Originally Posted by Ondonti
The hp production has nothing to do with their bore/stroke. It is just their car is set up so that is maximizes power output above 6k rpm's.
I beg to differ. There are several 2.5 16v T-III motors and I know of one 16v 2.5 hybrid with a head that flows 280cfm. All of them make peak HP under 6k.
I had my stock T-III head flowed and it was 215cfm compared to the V-tec head they flowed on the same bench. The difference was 20cfm tops.
Convert the said engines to 2.2 stroke and HP increases along with the peak HP. This is nothing new.
This reminds me... if you were on the FMML R+D list a few years ago, you will remember a certain incredibly smart person with an *extensive* background, but who preferred his anonymity.

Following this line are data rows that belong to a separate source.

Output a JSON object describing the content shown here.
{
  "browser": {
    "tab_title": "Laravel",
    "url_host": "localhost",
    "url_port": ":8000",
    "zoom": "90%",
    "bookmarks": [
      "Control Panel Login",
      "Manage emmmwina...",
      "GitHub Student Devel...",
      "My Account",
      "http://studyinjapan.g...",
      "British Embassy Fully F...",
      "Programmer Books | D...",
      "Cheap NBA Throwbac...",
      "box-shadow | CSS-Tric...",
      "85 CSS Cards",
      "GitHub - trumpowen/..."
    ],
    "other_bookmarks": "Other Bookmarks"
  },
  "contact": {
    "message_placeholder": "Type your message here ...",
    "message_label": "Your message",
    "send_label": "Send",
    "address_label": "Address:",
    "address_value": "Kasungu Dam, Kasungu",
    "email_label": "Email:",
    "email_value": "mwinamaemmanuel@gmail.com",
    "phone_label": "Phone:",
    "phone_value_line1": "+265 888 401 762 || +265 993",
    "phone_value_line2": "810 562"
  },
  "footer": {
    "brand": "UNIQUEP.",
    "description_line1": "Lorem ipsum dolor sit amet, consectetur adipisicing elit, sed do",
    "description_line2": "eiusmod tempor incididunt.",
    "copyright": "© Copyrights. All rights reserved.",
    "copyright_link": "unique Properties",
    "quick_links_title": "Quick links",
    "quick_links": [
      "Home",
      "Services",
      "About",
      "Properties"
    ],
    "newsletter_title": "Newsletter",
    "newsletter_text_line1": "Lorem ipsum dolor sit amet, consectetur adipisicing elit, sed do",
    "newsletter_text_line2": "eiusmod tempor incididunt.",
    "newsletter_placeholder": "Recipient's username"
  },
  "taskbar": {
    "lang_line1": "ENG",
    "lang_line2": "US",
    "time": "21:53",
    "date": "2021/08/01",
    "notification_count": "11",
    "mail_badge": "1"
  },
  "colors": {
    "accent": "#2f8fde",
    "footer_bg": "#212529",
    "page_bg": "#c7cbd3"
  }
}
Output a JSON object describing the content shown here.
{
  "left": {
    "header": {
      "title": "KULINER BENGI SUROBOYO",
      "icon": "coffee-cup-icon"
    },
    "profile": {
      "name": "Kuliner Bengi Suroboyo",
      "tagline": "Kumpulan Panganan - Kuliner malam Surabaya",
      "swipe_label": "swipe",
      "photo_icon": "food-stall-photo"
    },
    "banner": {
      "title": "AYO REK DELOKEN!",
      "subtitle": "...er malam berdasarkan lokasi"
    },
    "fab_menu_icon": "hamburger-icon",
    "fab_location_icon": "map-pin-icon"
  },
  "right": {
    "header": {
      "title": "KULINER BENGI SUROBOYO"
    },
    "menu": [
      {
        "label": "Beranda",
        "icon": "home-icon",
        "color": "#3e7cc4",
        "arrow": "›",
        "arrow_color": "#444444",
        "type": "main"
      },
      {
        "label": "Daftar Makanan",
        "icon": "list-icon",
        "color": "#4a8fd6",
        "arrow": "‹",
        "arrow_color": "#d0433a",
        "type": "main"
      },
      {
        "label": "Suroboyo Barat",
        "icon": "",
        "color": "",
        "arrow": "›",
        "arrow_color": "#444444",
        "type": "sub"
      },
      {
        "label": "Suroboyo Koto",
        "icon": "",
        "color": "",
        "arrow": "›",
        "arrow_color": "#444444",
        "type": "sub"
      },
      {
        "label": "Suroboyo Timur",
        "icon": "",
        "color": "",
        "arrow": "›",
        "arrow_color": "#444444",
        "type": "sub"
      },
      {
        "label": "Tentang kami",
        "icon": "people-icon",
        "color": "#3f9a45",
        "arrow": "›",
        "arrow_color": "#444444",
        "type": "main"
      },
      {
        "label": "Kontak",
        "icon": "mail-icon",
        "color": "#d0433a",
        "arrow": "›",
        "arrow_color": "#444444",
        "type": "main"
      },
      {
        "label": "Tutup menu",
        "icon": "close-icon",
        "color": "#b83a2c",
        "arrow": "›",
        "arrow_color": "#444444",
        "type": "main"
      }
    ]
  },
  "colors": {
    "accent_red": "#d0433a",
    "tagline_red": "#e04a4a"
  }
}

Only a select few have had the opportunity to know him and that he is certainly a wealth of information. (same for 5digits) Here's a snipit that he wrote to me a couple years ago:
"> Hi Steve,
It's been a while. I think the motorcycle world is a really good way to show
the properties of the dynamics you refer to. The 2.5 is actually a good
engine to work with as long as it's limits are accounted for. I would not
put aluminum rods and a 4340 crank in it to turn 9500 rpm, when things are
going so fast that half that air can go in because of the piston speed! A
2.0 can make 900 hp and turn 9000+ like it is going out of style. Turbo's
can mask this pretty well though. But there is still 200 hp in going to a
smaller stroke. My uncle proved this in the '70's with the 2.3 ford. They
tried 4.25" stroke down to 2.75" and found that the bigger stroke hurt hp
but made allot of torque. But track times suffered allot due to traction and
a lot less top end power. Even though the cylinder head was ported to match
the combo. They ended up with 1.9 liters and 890 hp in 1976 .... "
Big bore is not really something that is good, especially on a 2 valve head. The bigger your bore, the more dead space you have in your cylinder to find detonation. A 4 valve head with a centralised spark plug is much better at holding down detonation at comparable charge densities.
I hadn't heard of that being an issue before... and I'm not saying it isn't true. Can you explain the "dead space" and how it contributes to detonation in more detail?
I do know a hot setup on a budget is to abandon the 440 and go with a 440 crank into a 400 block with proper rods and pistons. The 400 block has a larger bore and am told it comes out to 451 CI and will make much more peak HP and rev quicker compared to a 440.